Recently, Trump hosted the Republican National Convention at the White House, and the only thing more astonishing than the fact that his speech was incredibly mundane and boring, was the fact that he openly opposed his own administration’s CDC guidelines. The CDC guidelines, as stated on their website, are “Cover your mouth and nose with a mask when around others,” while also reminding people, “The mask is not a substitute for social distancing.” Unfortunately, when Trump accepted the Republican nomination for the second term, out of 1,000 people who attended the convention, only a few wore masks or socially distanced. Trump didn’t mask or socially distance, setting the example for his supporters to do the same. Unfortunately, he now has coronavirus, confirmed on October 3rd, 2020. 

For months Trump refused to wear a mask in public, making it clear that he couldn’t care less for the well-being of others. On July 20, 2020, he finally tweeted a very rare photo of him wearing a mask, stating that doing so was a “patriotic” act. All of this came after he had very clearly demonstrated his belief that masks aren’t necessary, even going as far as retweeting Fox News’ Brit Hume’s tweet that made fun of Joe Biden for wearing a mask. 

Somehow, masks have become another staple of the liberal agenda in many conservatives’ minds. Every single state with a Democratic governor has mandated the wearing of masks. However, as recently as July 30th, 18 states still don’t mandate masks, and interestingly enough, every single one of them has a Republican governor. The fact that social distancing, wearing masks, and acknowledging that there is indeed a pandemic is still being debated shows how divided the US is politically. 
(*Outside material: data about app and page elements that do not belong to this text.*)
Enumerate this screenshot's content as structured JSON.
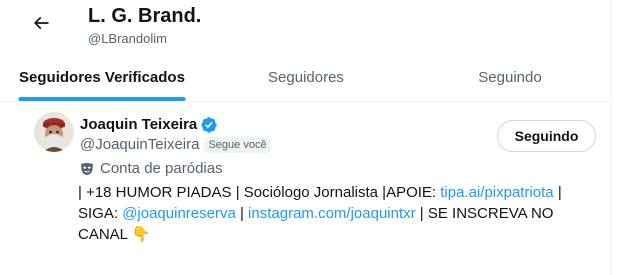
{
  "header": {
    "title": "L. G. Brand.",
    "handle": "@LBrandolim"
  },
  "tabs": [
    {
      "label": "Seguidores Verificados",
      "active": true
    },
    {
      "label": "Seguidores",
      "active": false
    },
    {
      "label": "Seguindo",
      "active": false
    }
  ],
  "user": {
    "name": "Joaquin Teixeira",
    "handle": "@JoaquinTeixeira",
    "follows_you_badge": "Segue você",
    "parody_label": "Conta de paródias",
    "follow_button_label": "Seguindo",
    "bio": {
      "part1": "| +18 HUMOR PIADAS | Sociólogo Jornalista |APOIE: ",
      "link1": "tipa.ai/pixpatriota",
      "part2": " | SIGA: ",
      "link2": "@joaquinreserva",
      "part3": " | ",
      "link3": "instagram.com/joaquintxr",
      "part4": " | SE INSCREVA NO CANAL ",
      "emoji": "👇"
    }
  },
  "colors": {
    "accent": "#1d9bf0",
    "text_primary": "#0f1419",
    "text_secondary": "#536471",
    "border": "#eff3f4"
  },
  "icons": {
    "back": "back-arrow-icon",
    "verified": "verified-badge-icon",
    "parody": "parody-mask-icon"
  }
}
Why wearing masks is even a debate is beyond me. Doing so benefits one’s health and the overall wellness of the society. Masks aren’t much different from speed limits or getting vaccinated (though that’s a debate in and of itself), it’s entire purpose is to ensure the health and safety of other citizens. While some may say that masks make breathing harder, getting corona makes it even harder. Also, masks making breathing more difficult is a myth, oxygen intake is the same according to American Lung Association which stated, “The masks are designed to be breathed through and there is no evidence that low oxygen levels occur (ALA).” Masks may not offer complete protection from contracting coronavirus, but they help reduce the chance that the wearer transmits the virus. Additionally, according to the University of California Davis masks reduce the risk of infection for the person wearing it by 65%.

The argument put forth against masks is that they infringe on one’s rights, however they should be required nationally due to them being part of a public health issue that affects everyone. Trump’s blatant disregard for mask-wearing has not only contributed to him getting corona, but his staff and family as well. Numerous people from his administration have tested positive in the past few days, including his wife, senior adviser, press secretary, former Whitehouse advisor, and aides. Unsurprisingly, despite rarely wearing a mask and hosting in-person events without masks like Amy Coney Barrett’s Supreme Court nomination, Trump has yet to take responsibility for his “spreader” actions. However, despite saying “this is deadly stuff” (Costa, The Washington Post) and acknowledging that the coronavirus is airborne, he still went on to host super-spreader events, rallies and set an example of no mask-wearing after he received a positive test. The lives of 200,000 people could have been saved if only Trump had decided to take decisive action and decided not to “play it down, because [he didn’t] want to create a panic” (Costa, The Washington Post). As Oliver Wendell Holmes once said, “The right to swing my fist ends where the other man’s nose begins.”